At the Electronic Entertainment Expo, Sony Interactive Entertainment’s Japan Studio surprised everyone and revealed that Shadow the Colossus was being rebuilt for the PlayStation 4. As if you need to be told, the game looks gorgeous. Shadow of the Colossus shines brightly in the “games are art” discussion, and, as you might expect, makes a strong argument that throws support into overdrive.
You need to play Shadow of the Colossus. I leave no wiggle room in that discussion. Would you spend your entire life refusing to eat one stack of pancakes or a single doughnut? If so, you need to flip that script and take that “can’t do” attitude to Krispy Kreme or IHOP.
In Shadow of the Colossus, Fumito Ueda and Team ICO told a story fraught with intrigue, excitement, danger and uncertainty. Your character, Wander, driven by love and hope, has a purpose and a quest, and while you are aboard initially, as the game unfolds, you become increasingly anxious about the consequences of your actions. As you kill each colossus, the music plays a somber tune, and you ask a frightening and saddening question: “What am I doing?”
The soundtrack is amazingly poignant, chilling and evocative. What’s more, the music has purpose. Each song sets the tone for every scene — and every moment.
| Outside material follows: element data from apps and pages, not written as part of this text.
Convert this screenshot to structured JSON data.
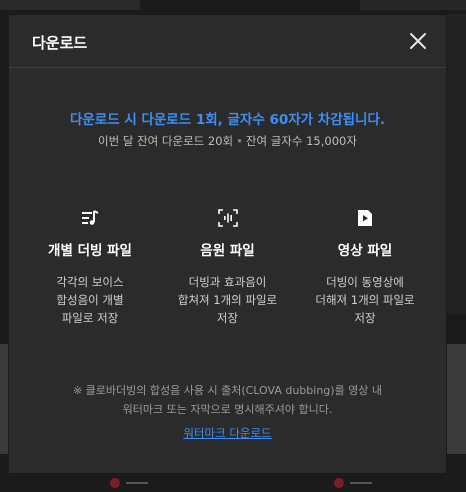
{
  "modal": {
    "title": "다운로드",
    "close_icon": "close-icon"
  },
  "notice": {
    "highlight": "다운로드 시 다운로드 1회, 글자수 60자가 차감됩니다.",
    "remaining_downloads": "이번 달 잔여 다운로드 20회",
    "separator": "•",
    "remaining_chars": "잔여 글자수 15,000자"
  },
  "options": [
    {
      "icon": "music-list-icon",
      "title": "개별 더빙 파일",
      "desc": "각각의 보이스\n합성음이 개별\n파일로 저장"
    },
    {
      "icon": "audio-waveform-icon",
      "title": "음원 파일",
      "desc": "더빙과 효과음이\n합쳐져 1개의 파일로\n저장"
    },
    {
      "icon": "video-file-icon",
      "title": "영상 파일",
      "desc": "더빙이 동영상에\n더해져 1개의 파일로\n저장"
    }
  ],
  "footnote": "※ 클로바더빙의 합성음 사용 시 출처(CLOVA dubbing)를 영상 내\n워터마크 또는 자막으로 명시해주셔야 합니다.",
  "watermark_link": "워터마크 다운로드",
  "colors": {
    "accent": "#3d8ff5",
    "modal_bg": "#2b2b2b"
  }
}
If you’re on top of a colossus, then the creators ensure that you feel the reckless excitement and precarious nature of your situation. You experience an array of emotions while playing Shadow of the Colossus, and the music evokes each gasp and every yelp.
As Wander, trying to save the woman whom you love, you have to find and slay 16 awe-inspiring colossi that tower over trees like armored, lumbering skyscrapers. The colossi shake the ground as they walk. If you dare, imagine standing under the Stay Puft Marshmallow Man, climbing onto one of his feet, scampering up one of his legs, struggling up his torso and neck, and stabbing the vulnerable spot on the top of his head — tucked so obviously beneath his adorable sailor hat. For any sane person, it’s a terrifying proposition.
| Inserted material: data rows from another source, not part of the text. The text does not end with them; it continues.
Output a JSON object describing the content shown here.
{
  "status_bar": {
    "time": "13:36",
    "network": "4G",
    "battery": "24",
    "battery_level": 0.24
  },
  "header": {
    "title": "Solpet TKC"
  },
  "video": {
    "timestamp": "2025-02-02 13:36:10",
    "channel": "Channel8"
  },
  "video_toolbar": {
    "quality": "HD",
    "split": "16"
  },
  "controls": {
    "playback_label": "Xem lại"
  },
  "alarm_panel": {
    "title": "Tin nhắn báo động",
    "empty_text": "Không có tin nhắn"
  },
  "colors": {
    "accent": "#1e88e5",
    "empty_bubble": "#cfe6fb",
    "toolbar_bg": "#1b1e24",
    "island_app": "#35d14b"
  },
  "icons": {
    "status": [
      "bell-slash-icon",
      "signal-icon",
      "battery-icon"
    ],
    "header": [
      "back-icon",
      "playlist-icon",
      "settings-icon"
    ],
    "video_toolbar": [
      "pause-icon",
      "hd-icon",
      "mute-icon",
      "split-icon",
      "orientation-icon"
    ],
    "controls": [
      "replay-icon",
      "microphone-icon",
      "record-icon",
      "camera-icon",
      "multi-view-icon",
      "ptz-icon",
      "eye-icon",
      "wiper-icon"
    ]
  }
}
Each colossus is a puzzle, so, much like the boxers in Nintendo’s Punch-Out!! series, you have to figure out how to expose the beast’s weak points. While a game comprising only boss fights might seem liable to disappoint, the towering beasts in Shadow of the Colossus go far beyond traditional boss fights. If you think that you’re going to kill a colossus by jumping on its head three times, then you have earned a hard, hard lesson: The colossi don’t play around. While some colossi seem docile, at least initially, others will try to smash you into paste as soon as they see you. As you might expect, the closer that you get to a colossus, the more guarded it becomes. Once you unsheath your sword, you’ve tossed your cards on the table, and the colossus goes into survival mode.
Sony, as well as other game companies, have garnered heat from some gamers by re-releasing games on newer consoles; however, the PS4 version of Shadow of the Colossus isn’t a remaster, and it’s one of the greatest video games of either past or present. If you haven’t played Shadow of the Colossus, which, for me, sits behind only The Legend of Zelda: Ocarina of Time, then you have the opportunity to play the definitive version. I implore you not to miss the opportunity.
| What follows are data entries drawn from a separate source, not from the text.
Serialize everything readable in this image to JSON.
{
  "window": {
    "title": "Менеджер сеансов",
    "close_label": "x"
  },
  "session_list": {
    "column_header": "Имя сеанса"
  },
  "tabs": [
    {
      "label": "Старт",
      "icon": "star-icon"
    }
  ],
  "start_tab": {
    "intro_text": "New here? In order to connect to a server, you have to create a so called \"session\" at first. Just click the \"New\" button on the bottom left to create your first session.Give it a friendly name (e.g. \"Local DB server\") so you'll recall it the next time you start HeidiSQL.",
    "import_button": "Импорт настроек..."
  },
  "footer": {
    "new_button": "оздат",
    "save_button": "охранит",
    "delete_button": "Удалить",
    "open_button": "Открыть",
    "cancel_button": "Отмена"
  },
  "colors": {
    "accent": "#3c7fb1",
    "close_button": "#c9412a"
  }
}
Shadow of the Colossus transcends video games. It’s imaginative art. It’s brilliant storytelling. It’s a beautiful experience that evokes every emotion and leaves you with a heavy heart. And yet, somehow, you recognize that the journey has been magnificent.